THIS time last year, the Cork U20 footballers were quietly preparing for championship with little or no expectation of success here on Leeside.
Manager Keith Ricken had other ideas though and with the likes of Mark Cronin and Blake Murphy, who are both underage again, spearheading the attack they recorded thrilling victories over Kerry, Tyrone and Dublin.
Dial it forward 12 months and the Rebels are one of the favourites for All-Ireland glory, notwithstanding a likely Munster final showdown with Kerry on enemy soil. The summer scheduling of the U20 grade in 2019 suited Cork, with Ricken and his management team coming in late and slowing building confidence.
The group that had no shortage of talent but was suffering from a malaise in Cork football. They reaped a rich reward by the time the season concluded.
The GAA, in their wisdom have brought, the U20 championship forward again so it runs across schools and third-level competitions, but the Rebels are focused on the task in hand. They recently lifted the John Kerins Cup, the preseason tournament, and are “embracing the new challenge” according to Mark Cronin.
“We probably have a mark on our back now alright, but it's about how we deal with that. Three's a lot of talk about Cork now, especially after the minor All-Ireland as well and a few of those lads have stepped straight up into the panel.
“The way we look at it, expectation isn't a bad thing, it means you've a good panel and are capable of doing well. We'll embrace it, that's the message from Keith and the selectors.”
Cronin only linked up with the U20 group again in recent weeks, having been involved in Nemo's All-Ireland club run and then the Sigerson Cup with UCC. Regular games are something he's used to from his teenage years crossing over development squads, schools action in Críost Rí and soccer for College Corinthians, on top of Nemo duty.

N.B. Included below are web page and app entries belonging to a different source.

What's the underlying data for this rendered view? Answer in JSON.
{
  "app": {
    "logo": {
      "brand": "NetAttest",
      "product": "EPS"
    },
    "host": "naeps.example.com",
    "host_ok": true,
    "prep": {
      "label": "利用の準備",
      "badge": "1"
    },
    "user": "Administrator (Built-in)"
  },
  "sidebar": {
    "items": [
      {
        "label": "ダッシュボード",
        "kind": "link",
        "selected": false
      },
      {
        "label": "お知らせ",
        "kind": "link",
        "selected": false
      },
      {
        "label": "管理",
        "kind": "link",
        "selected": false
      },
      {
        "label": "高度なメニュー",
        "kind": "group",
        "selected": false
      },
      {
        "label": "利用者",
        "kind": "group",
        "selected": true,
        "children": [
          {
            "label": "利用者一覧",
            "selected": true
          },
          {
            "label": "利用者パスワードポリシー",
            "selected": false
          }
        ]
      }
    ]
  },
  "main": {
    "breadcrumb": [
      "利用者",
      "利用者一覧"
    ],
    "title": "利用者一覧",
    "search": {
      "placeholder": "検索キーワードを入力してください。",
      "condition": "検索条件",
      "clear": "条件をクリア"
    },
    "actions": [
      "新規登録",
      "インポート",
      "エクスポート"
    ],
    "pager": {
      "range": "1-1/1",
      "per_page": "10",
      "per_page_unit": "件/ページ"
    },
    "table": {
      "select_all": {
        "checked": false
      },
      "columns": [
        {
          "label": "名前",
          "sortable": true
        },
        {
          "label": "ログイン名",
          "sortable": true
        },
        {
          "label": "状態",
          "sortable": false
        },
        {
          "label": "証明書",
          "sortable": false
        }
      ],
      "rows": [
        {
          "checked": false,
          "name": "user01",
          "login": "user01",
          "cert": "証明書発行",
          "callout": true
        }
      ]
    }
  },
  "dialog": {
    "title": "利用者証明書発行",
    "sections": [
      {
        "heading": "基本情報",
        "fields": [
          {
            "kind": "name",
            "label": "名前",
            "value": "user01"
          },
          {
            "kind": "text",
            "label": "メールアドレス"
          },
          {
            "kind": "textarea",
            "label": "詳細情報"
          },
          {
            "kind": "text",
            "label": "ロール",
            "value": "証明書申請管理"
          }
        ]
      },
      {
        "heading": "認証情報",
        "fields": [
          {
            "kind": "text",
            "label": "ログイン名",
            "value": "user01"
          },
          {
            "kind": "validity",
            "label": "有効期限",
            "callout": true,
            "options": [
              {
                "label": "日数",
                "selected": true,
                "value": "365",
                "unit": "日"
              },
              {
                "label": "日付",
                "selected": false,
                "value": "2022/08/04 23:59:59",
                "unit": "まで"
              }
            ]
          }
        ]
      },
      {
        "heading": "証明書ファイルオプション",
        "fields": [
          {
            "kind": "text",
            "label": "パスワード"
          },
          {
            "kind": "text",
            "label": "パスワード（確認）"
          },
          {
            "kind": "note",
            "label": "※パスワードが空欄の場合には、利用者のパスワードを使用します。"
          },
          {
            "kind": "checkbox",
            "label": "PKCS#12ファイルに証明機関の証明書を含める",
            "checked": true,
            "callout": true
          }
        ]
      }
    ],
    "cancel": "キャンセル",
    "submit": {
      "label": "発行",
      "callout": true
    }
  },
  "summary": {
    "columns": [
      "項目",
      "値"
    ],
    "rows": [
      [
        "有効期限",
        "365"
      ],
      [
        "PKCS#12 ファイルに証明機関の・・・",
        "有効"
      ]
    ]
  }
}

“Load management is key. Sometimes less is more, especially in terms of training but I'm lucky with Nemo, UCC and Cork that there are top-class people involved in the management team so they make sure it balances out.”
Bar a few shoulder problems, Cronin has largely avoided injury to date.
He's now very much a marked-man though, well-known from his goal-scoring exploits against Tyrone and Dublin last season at crucial intervals.
“There are six go-forwards in any team I'm on. I'm lucky that way because you're just trying to get your place in those squads. Nemo have a good tradition of producing forwards and I always looked up to Joe Kavanagh and Colin Corkery as the guys you want to be like.”
It was another iconic Nemo forward that inspired Cronin to become a predator closer to goal. In Trabeg he started off as a midfielder, as many of the best young players do in their early days, but upon landing in Críost Rí he was deployed in the full-back line.
No doubt that was influenced by the fact he's the younger brother of Alan and Stephen, crafty but tenacious defenders who represented Cork in four All-Ireland finals before he emulated them.
“It was at U16 level in school that Paul Kerrigan thought I'd make a good forward. It was a shock to the system but it was definitely better than being in the full-back line anyway, anywhere but there!”
Críost Rí came close to Corn Uí Mhuirí glory in 2017 and after a slow start in terms of silverware in Nemo, Cronin collected minor, U21 and senior crowns.
“I won a league playing a year up at U16 but the thing with Nemo is we actually have a small enough pick of players 'on the age' so the idea is to keep everyone involved and then it'll come together at minor.”
Soccer was a passion for a while and though he enjoyed representing Corinthians, Nemo were his first love.
"I was involved with the Cork Kennedy Cup panel (U14) but it clashed with Féile, so obviously I was only going to pick one thing there!"
There's no shortage of quality forwards in Nemo to replicate, including Cork ace Luke Connolly, and he's a fan of Monaghan's Conor McManus and Dublin's Paul Mannion.
"They're both great finishers, they'd often score 1-3 or 1-4 but they've five or six turnovers in every game too. They work hard, play for the team."
If Cork do the same over the coming weeks they've a good chance of retaining the All-Ireland. The nine-point comeback against Dublin in last year's final is something Cronin will always cherish.
"That was special, really special. The crowd were key really in coming back after such a bad start. It lifts you 15, 20% to hear that. It shows that Cork fans will get behind football if you give them something to shout about."